Dataset records:
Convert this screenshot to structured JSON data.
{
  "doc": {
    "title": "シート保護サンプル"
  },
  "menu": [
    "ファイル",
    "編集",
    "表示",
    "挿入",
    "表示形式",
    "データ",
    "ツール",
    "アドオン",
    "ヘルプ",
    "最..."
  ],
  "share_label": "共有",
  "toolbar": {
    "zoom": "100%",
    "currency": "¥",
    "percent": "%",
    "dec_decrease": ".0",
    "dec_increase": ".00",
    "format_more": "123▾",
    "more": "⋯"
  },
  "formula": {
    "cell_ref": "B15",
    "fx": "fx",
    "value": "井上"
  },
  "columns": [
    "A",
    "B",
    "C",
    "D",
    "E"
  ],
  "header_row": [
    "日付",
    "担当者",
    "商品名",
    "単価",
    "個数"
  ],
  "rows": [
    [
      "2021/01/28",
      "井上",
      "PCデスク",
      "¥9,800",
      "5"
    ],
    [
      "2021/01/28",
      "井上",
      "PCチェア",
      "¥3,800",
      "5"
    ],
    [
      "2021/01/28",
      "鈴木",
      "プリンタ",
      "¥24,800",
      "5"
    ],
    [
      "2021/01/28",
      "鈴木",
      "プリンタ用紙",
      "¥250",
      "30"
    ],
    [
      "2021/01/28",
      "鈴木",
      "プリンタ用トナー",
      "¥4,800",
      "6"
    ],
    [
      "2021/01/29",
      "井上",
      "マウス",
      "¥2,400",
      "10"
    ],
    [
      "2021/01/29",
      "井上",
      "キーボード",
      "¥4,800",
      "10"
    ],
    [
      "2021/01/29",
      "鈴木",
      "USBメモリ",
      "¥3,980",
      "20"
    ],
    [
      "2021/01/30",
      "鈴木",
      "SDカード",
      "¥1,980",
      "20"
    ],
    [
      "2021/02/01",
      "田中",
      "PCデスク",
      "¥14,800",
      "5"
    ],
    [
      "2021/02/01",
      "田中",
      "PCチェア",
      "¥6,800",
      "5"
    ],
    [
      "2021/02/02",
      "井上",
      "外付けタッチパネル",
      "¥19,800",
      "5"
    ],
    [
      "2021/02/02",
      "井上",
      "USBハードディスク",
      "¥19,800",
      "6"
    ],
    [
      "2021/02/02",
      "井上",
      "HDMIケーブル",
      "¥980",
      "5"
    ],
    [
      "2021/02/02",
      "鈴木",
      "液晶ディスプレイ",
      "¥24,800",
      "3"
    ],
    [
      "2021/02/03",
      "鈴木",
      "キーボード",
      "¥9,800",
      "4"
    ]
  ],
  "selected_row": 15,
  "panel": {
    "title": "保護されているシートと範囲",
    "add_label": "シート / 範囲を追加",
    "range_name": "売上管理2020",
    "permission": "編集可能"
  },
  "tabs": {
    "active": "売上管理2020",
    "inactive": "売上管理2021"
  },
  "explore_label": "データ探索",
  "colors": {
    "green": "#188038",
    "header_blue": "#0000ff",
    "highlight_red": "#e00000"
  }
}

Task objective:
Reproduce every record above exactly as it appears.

Answer area:
Convert this screenshot to structured JSON data.
{
  "doc": {
    "title": "シート保護サンプル"
  },
  "menu": [
    "ファイル",
    "編集",
    "表示",
    "挿入",
    "表示形式",
    "データ",
    "ツール",
    "アドオン",
    "ヘルプ",
    "最..."
  ],
  "share_label": "共有",
  "toolbar": {
    "zoom": "100%",
    "currency": "¥",
    "percent": "%",
    "dec_decrease": ".0",
    "dec_increase": ".00",
    "format_more": "123▾",
    "more": "⋯"
  },
  "formula": {
    "cell_ref": "B15",
    "fx": "fx",
    "value": "井上"
  },
  "columns": [
    "A",
    "B",
    "C",
    "D",
    "E"
  ],
  "header_row": [
    "日付",
    "担当者",
    "商品名",
    "単価",
    "個数"
  ],
  "rows": [
    [
      "2021/01/28",
      "井上",
      "PCデスク",
      "¥9,800",
      "5"
    ],
    [
      "2021/01/28",
      "井上",
      "PCチェア",
      "¥3,800",
      "5"
    ],
    [
      "2021/01/28",
      "鈴木",
      "プリンタ",
      "¥24,800",
      "5"
    ],
    [
      "2021/01/28",
      "鈴木",
      "プリンタ用紙",
      "¥250",
      "30"
    ],
    [
      "2021/01/28",
      "鈴木",
      "プリンタ用トナー",
      "¥4,800",
      "6"
    ],
    [
      "2021/01/29",
      "井上",
      "マウス",
      "¥2,400",
      "10"
    ],
    [
      "2021/01/29",
      "井上",
      "キーボード",
      "¥4,800",
      "10"
    ],
    [
      "2021/01/29",
      "鈴木",
      "USBメモリ",
      "¥3,980",
      "20"
    ],
    [
      "2021/01/30",
      "鈴木",
      "SDカード",
      "¥1,980",
      "20"
    ],
    [
      "2021/02/01",
      "田中",
      "PCデスク",
      "¥14,800",
      "5"
    ],
    [
      "2021/02/01",
      "田中",
      "PCチェア",
      "¥6,800",
      "5"
    ],
    [
      "2021/02/02",
      "井上",
      "外付けタッチパネル",
      "¥19,800",
      "5"
    ],
    [
      "2021/02/02",
      "井上",
      "USBハードディスク",
      "¥19,800",
      "6"
    ],
    [
      "2021/02/02",
      "井上",
      "HDMIケーブル",
      "¥980",
      "5"
    ],
    [
      "2021/02/02",
      "鈴木",
      "液晶ディスプレイ",
      "¥24,800",
      "3"
    ],
    [
      "2021/02/03",
      "鈴木",
      "キーボード",
      "¥9,800",
      "4"
    ]
  ],
  "selected_row": 15,
  "panel": {
    "title": "保護されているシートと範囲",
    "add_label": "シート / 範囲を追加",
    "range_name": "売上管理2020",
    "permission": "編集可能"
  },
  "tabs": {
    "active": "売上管理2020",
    "inactive": "売上管理2021"
  },
  "explore_label": "データ探索",
  "colors": {
    "green": "#188038",
    "header_blue": "#0000ff",
    "highlight_red": "#e00000"
  }
}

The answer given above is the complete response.